» **The input**
★ ★ ★ ★ ★ ★ ★

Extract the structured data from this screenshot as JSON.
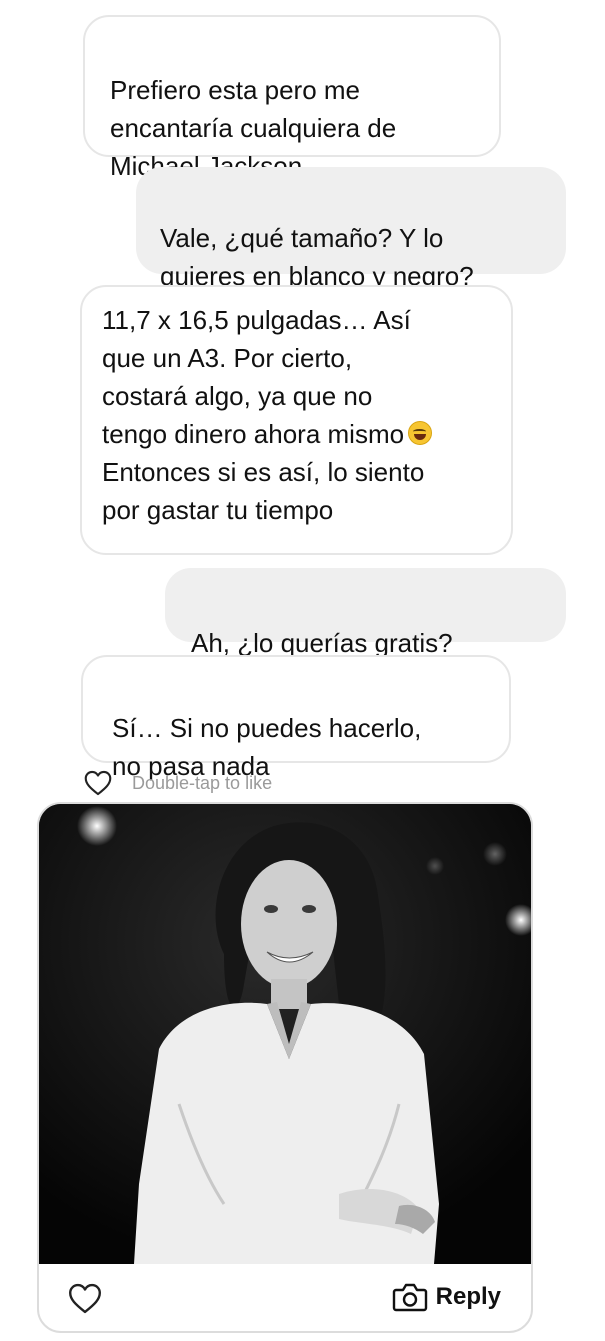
{
  "messages": [
    {
      "side": "received",
      "text": "Prefiero esta pero me\nencantaría cualquiera de\nMichael Jackson"
    },
    {
      "side": "sent",
      "text": "Vale, ¿qué tamaño? Y lo\nquieres en blanco y negro?"
    },
    {
      "side": "received",
      "text_before_emoji": "11,7 x 16,5 pulgadas… Así\nque un A3. Por cierto,\ncostará algo, ya que no\ntengo dinero ahora mismo",
      "emoji": "grinning-sweat-emoji",
      "text_after_emoji": "\nEntonces si es así, lo siento\npor gastar tu tiempo"
    },
    {
      "side": "sent",
      "text": "Ah, ¿lo querías gratis?"
    },
    {
      "side": "received",
      "text": "Sí… Si no puedes hacerlo,\nno pasa nada"
    }
  ],
  "like_hint": {
    "icon": "heart-outline-icon",
    "text": "Double-tap to like"
  },
  "shared_post": {
    "photo": "black-and-white photo of a smiling man with curly hair in a white shirt on a dark stage",
    "like_icon": "heart-outline-icon",
    "reply_icon": "camera-icon",
    "reply_label": "Reply"
  },
  "colors": {
    "sent_bubble": "#efefef",
    "received_border": "#e6e6e6",
    "hint_text": "#9a9a9a"
  }
}
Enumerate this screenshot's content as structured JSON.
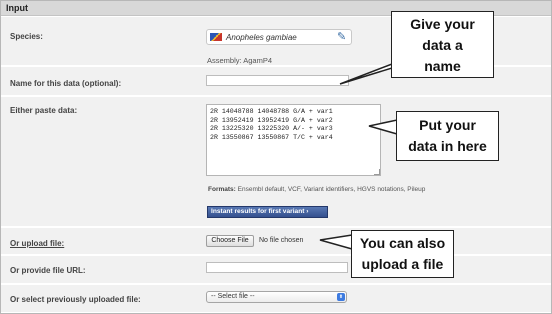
{
  "section_title": "Input",
  "species": {
    "label": "Species:",
    "value": "Anopheles gambiae",
    "assembly": "Assembly: AgamP4"
  },
  "name_field": {
    "label": "Name for this data (optional):",
    "value": ""
  },
  "paste": {
    "label": "Either paste data:",
    "value": "2R 14048788 14048788 G/A + var1\n2R 13952419 13952419 G/A + var2\n2R 13225320 13225320 A/- + var3\n2R 13550867 13550867 T/C + var4",
    "formats_label": "Formats:",
    "formats_value": "Ensembl default, VCF, Variant identifiers, HGVS notations, Pileup",
    "instant_button": "Instant results for first variant ›"
  },
  "upload": {
    "label": "Or upload file:",
    "button": "Choose File",
    "status": "No file chosen"
  },
  "url_field": {
    "label": "Or provide file URL:",
    "value": ""
  },
  "previous": {
    "label": "Or select previously uploaded file:",
    "selected": "-- Select file --"
  },
  "callouts": {
    "name": [
      "Give your",
      "data a",
      "name"
    ],
    "paste": [
      "Put your",
      "data in here"
    ],
    "upload": [
      "You can also",
      "upload a file"
    ]
  },
  "icons": {
    "species_flag": "species-flag-icon",
    "edit": "pencil-icon",
    "select_arrow": "chevron-updown-icon"
  }
}
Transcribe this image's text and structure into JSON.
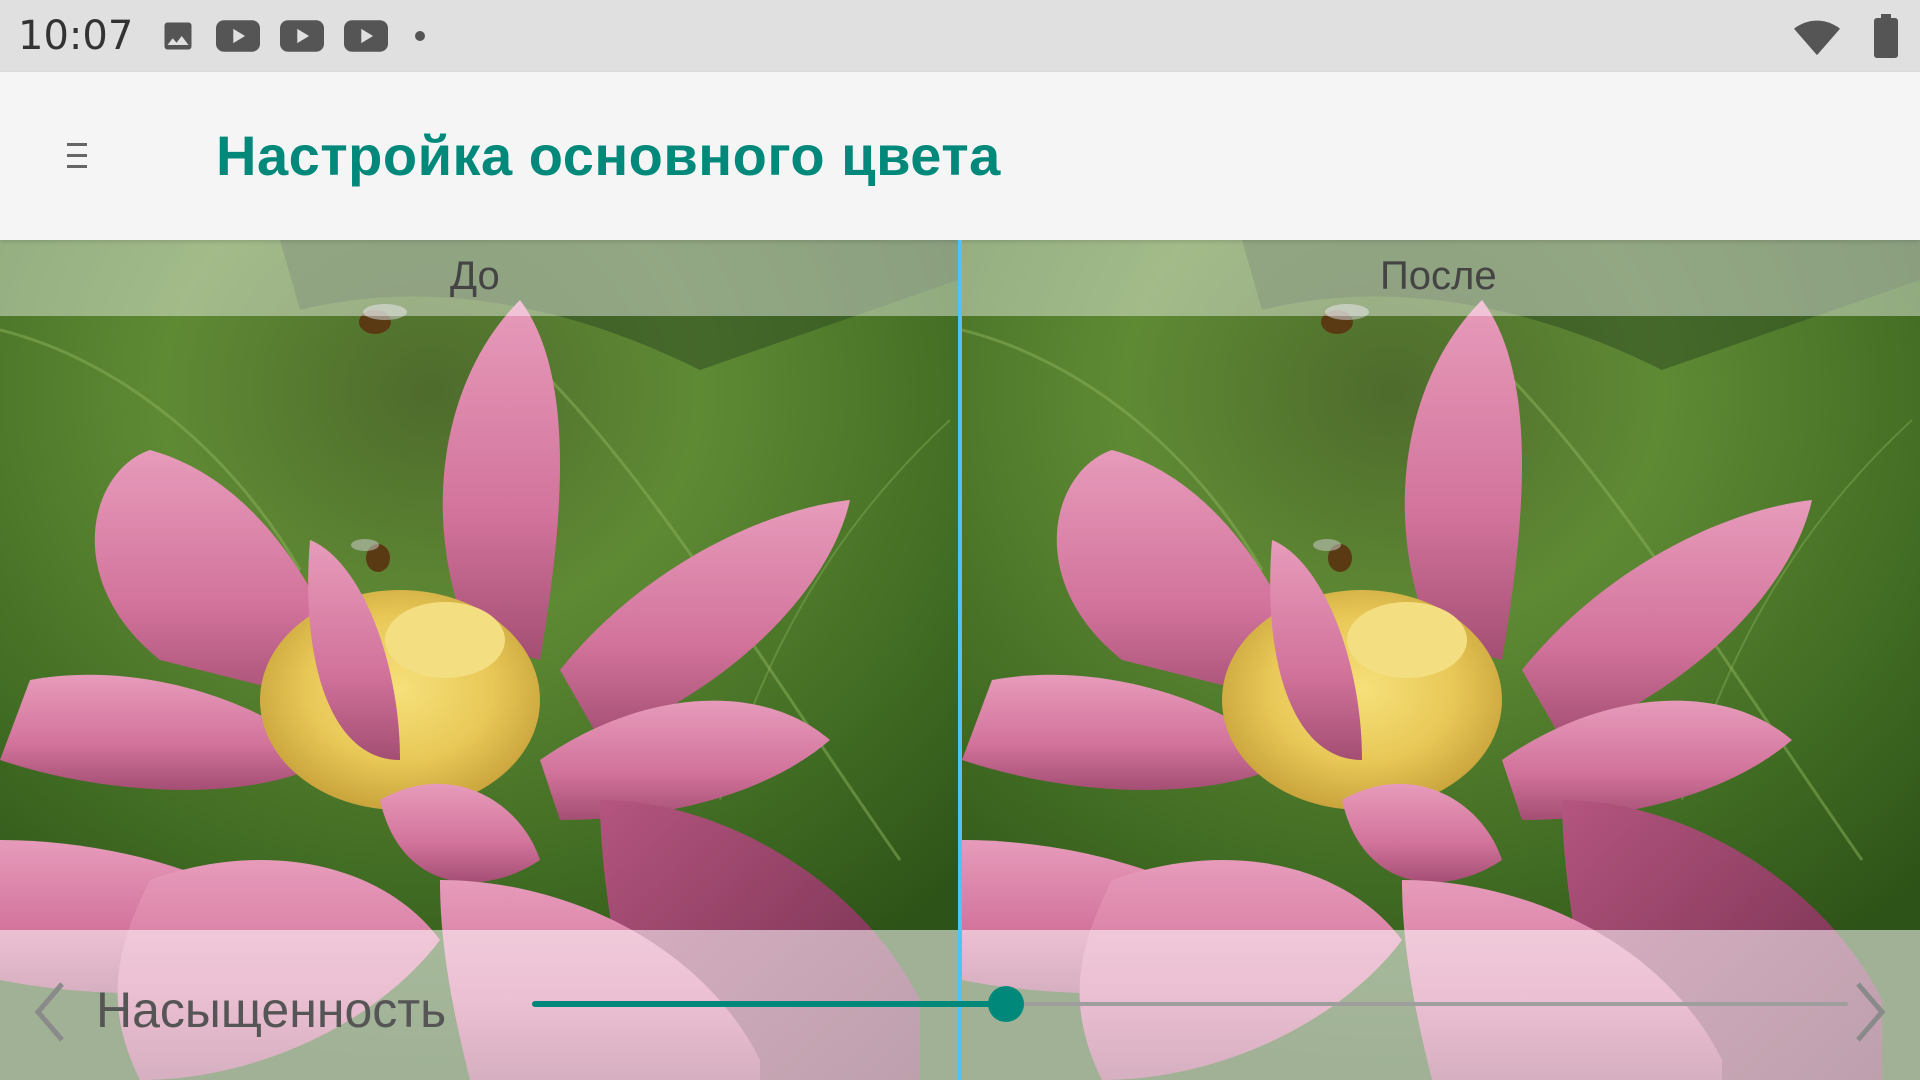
{
  "status_bar": {
    "time": "10:07",
    "notification_icons": [
      "image-icon",
      "youtube-icon",
      "youtube-icon",
      "youtube-icon",
      "dot-icon"
    ],
    "system_icons": [
      "wifi-icon",
      "battery-icon"
    ]
  },
  "app_bar": {
    "title": "Настройка основного цвета",
    "menu_icon": "menu-icon",
    "accent_color": "#00897b"
  },
  "compare": {
    "before_label": "До",
    "after_label": "После",
    "divider_color": "#4fc3f7"
  },
  "control": {
    "setting_label": "Насыщенность",
    "prev_icon": "chevron-left-icon",
    "next_icon": "chevron-right-icon",
    "slider_fraction": 0.36
  }
}
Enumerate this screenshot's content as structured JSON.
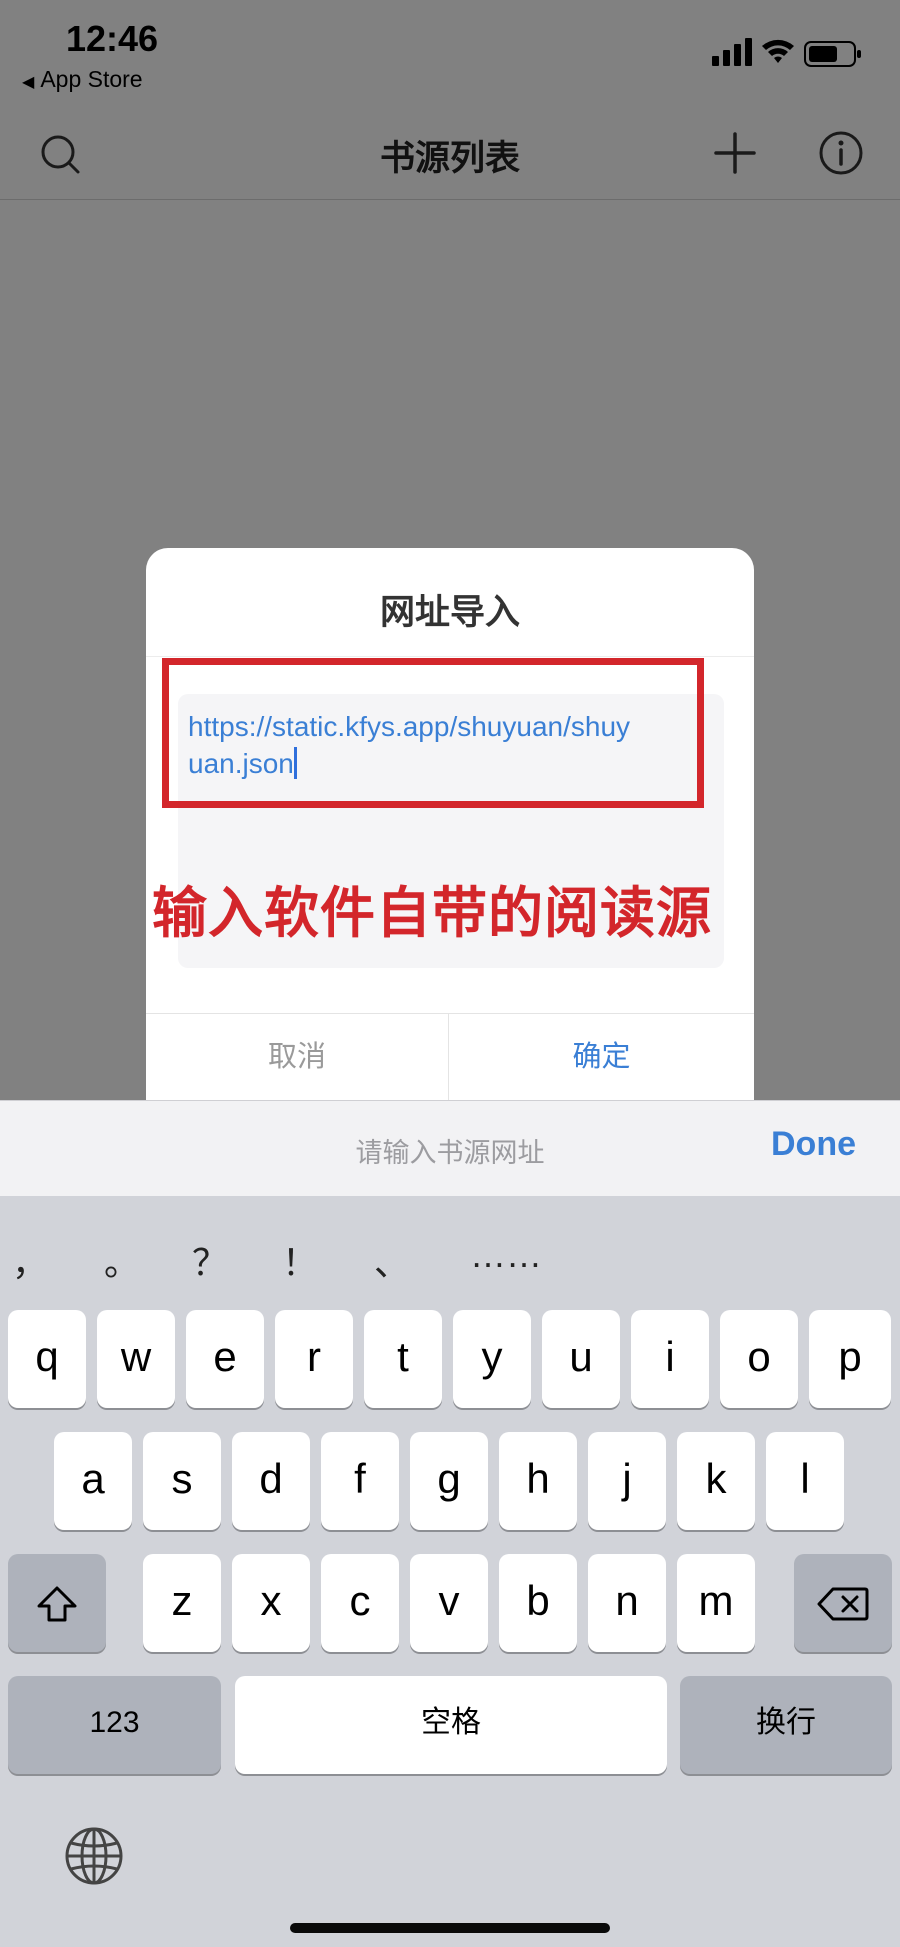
{
  "status_bar": {
    "time": "12:46",
    "back_label": "App Store"
  },
  "nav": {
    "title": "书源列表",
    "icons": [
      "search-icon",
      "plus-icon",
      "info-icon"
    ]
  },
  "dialog": {
    "title": "网址导入",
    "url_value": "https://static.kfys.app/shuyuan/shuyuan.json",
    "cancel_label": "取消",
    "confirm_label": "确定"
  },
  "annotation": {
    "text": "输入软件自带的阅读源",
    "color": "#d3262b"
  },
  "keyboard": {
    "placeholder": "请输入书源网址",
    "done_label": "Done",
    "punctuation": [
      "，",
      "。",
      "？",
      "！",
      "、",
      "……"
    ],
    "row1": [
      "q",
      "w",
      "e",
      "r",
      "t",
      "y",
      "u",
      "i",
      "o",
      "p"
    ],
    "row2": [
      "a",
      "s",
      "d",
      "f",
      "g",
      "h",
      "j",
      "k",
      "l"
    ],
    "row3": [
      "z",
      "x",
      "c",
      "v",
      "b",
      "n",
      "m"
    ],
    "numbers_label": "123",
    "space_label": "空格",
    "return_label": "换行"
  },
  "colors": {
    "accent": "#3a7fd5",
    "overlay": "rgba(0,0,0,0.48)"
  }
}
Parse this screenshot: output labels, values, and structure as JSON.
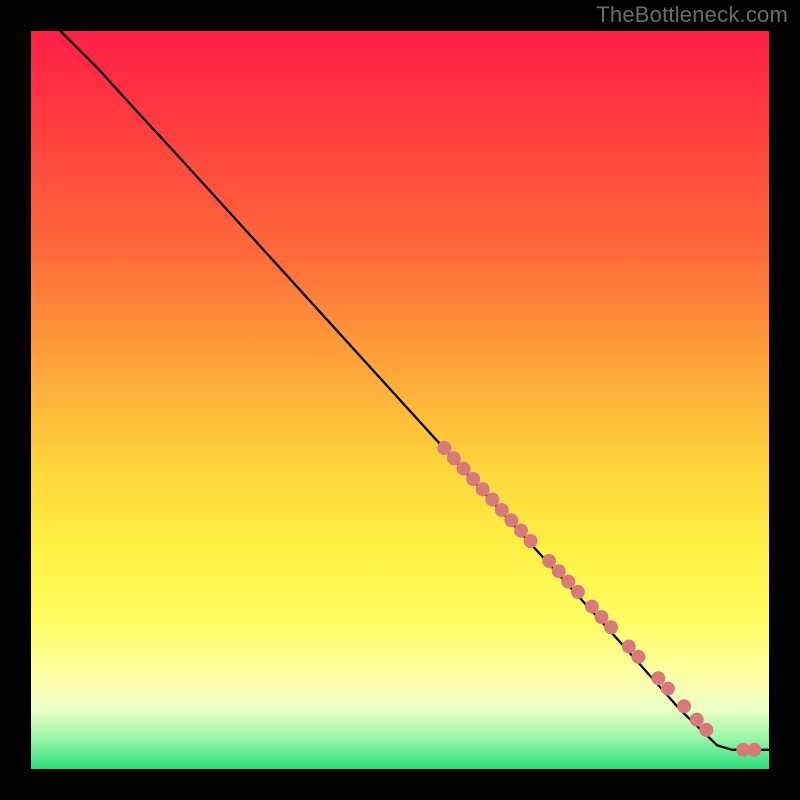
{
  "watermark": "TheBottleneck.com",
  "chart_data": {
    "type": "line",
    "title": "",
    "xlabel": "",
    "ylabel": "",
    "xlim": [
      0,
      100
    ],
    "ylim": [
      0,
      100
    ],
    "curve": [
      {
        "x": 4,
        "y": 100
      },
      {
        "x": 9,
        "y": 95
      },
      {
        "x": 14,
        "y": 89.5
      },
      {
        "x": 20,
        "y": 83
      },
      {
        "x": 30,
        "y": 72
      },
      {
        "x": 40,
        "y": 61
      },
      {
        "x": 50,
        "y": 50
      },
      {
        "x": 60,
        "y": 39
      },
      {
        "x": 70,
        "y": 28
      },
      {
        "x": 80,
        "y": 17
      },
      {
        "x": 88,
        "y": 8
      },
      {
        "x": 93,
        "y": 3.2
      },
      {
        "x": 95,
        "y": 2.6
      },
      {
        "x": 97,
        "y": 2.6
      },
      {
        "x": 100,
        "y": 2.6
      }
    ],
    "dots": [
      {
        "x": 56.0,
        "y": 43.5
      },
      {
        "x": 57.3,
        "y": 42.1
      },
      {
        "x": 58.6,
        "y": 40.7
      },
      {
        "x": 59.9,
        "y": 39.3
      },
      {
        "x": 61.2,
        "y": 37.9
      },
      {
        "x": 62.5,
        "y": 36.5
      },
      {
        "x": 63.8,
        "y": 35.1
      },
      {
        "x": 65.1,
        "y": 33.7
      },
      {
        "x": 66.4,
        "y": 32.3
      },
      {
        "x": 67.7,
        "y": 30.9
      },
      {
        "x": 70.2,
        "y": 28.2
      },
      {
        "x": 71.5,
        "y": 26.8
      },
      {
        "x": 72.8,
        "y": 25.4
      },
      {
        "x": 74.1,
        "y": 24.0
      },
      {
        "x": 76.0,
        "y": 22.0
      },
      {
        "x": 77.3,
        "y": 20.6
      },
      {
        "x": 78.6,
        "y": 19.2
      },
      {
        "x": 81.0,
        "y": 16.6
      },
      {
        "x": 82.3,
        "y": 15.2
      },
      {
        "x": 85.0,
        "y": 12.3
      },
      {
        "x": 86.3,
        "y": 10.9
      },
      {
        "x": 88.5,
        "y": 8.5
      },
      {
        "x": 90.2,
        "y": 6.7
      },
      {
        "x": 91.5,
        "y": 5.3
      },
      {
        "x": 96.5,
        "y": 2.6
      },
      {
        "x": 98.0,
        "y": 2.6
      }
    ],
    "dot_radius_px": 7,
    "dot_color": "#d97a7a",
    "line_color": "#000000"
  }
}
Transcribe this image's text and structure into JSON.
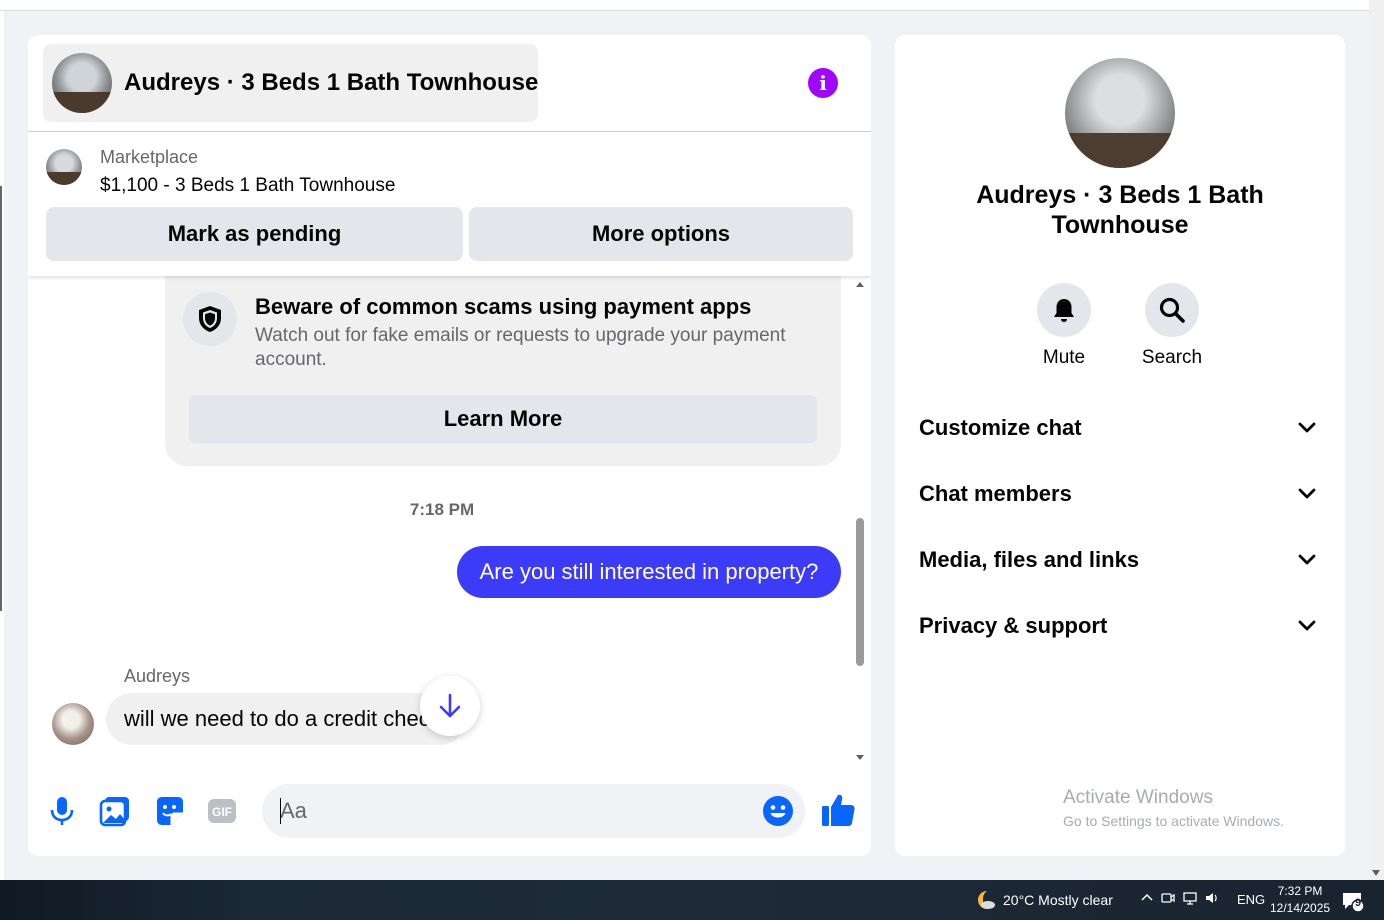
{
  "conversation": {
    "title": "Audreys · 3 Beds 1 Bath Townhouse"
  },
  "listing": {
    "source": "Marketplace",
    "price_title": "$1,100 - 3 Beds 1 Bath Townhouse",
    "mark_pending_label": "Mark as pending",
    "more_options_label": "More options"
  },
  "scam_notice": {
    "title": "Beware of common scams using payment apps",
    "body": "Watch out for fake emails or requests to upgrade your payment account.",
    "learn_more_label": "Learn More"
  },
  "messages": {
    "timestamp": "7:18 PM",
    "outgoing": "Are you still interested in property?",
    "incoming_sender": "Audreys",
    "incoming": "will we need to do a credit check"
  },
  "composer": {
    "placeholder": "Aa"
  },
  "info_panel": {
    "name": "Audreys · 3 Beds 1 Bath Townhouse",
    "mute_label": "Mute",
    "search_label": "Search",
    "sections": [
      "Customize chat",
      "Chat members",
      "Media, files and links",
      "Privacy & support"
    ]
  },
  "watermark": {
    "line1": "Activate Windows",
    "line2": "Go to Settings to activate Windows."
  },
  "taskbar": {
    "weather": "20°C  Mostly clear",
    "language": "ENG",
    "time": "7:32 PM",
    "date": "12/14/2025",
    "notification_count": "9"
  },
  "colors": {
    "accent": "#3c3cf8",
    "messenger_blue": "#0866ff",
    "info_purple": "#a005ff"
  }
}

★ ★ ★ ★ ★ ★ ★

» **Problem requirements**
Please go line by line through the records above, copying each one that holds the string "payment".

» **Answer space**
    "title": "Beware of common scams using payment apps",
    "body": "Watch out for fake emails or requests to upgrade your payment account.",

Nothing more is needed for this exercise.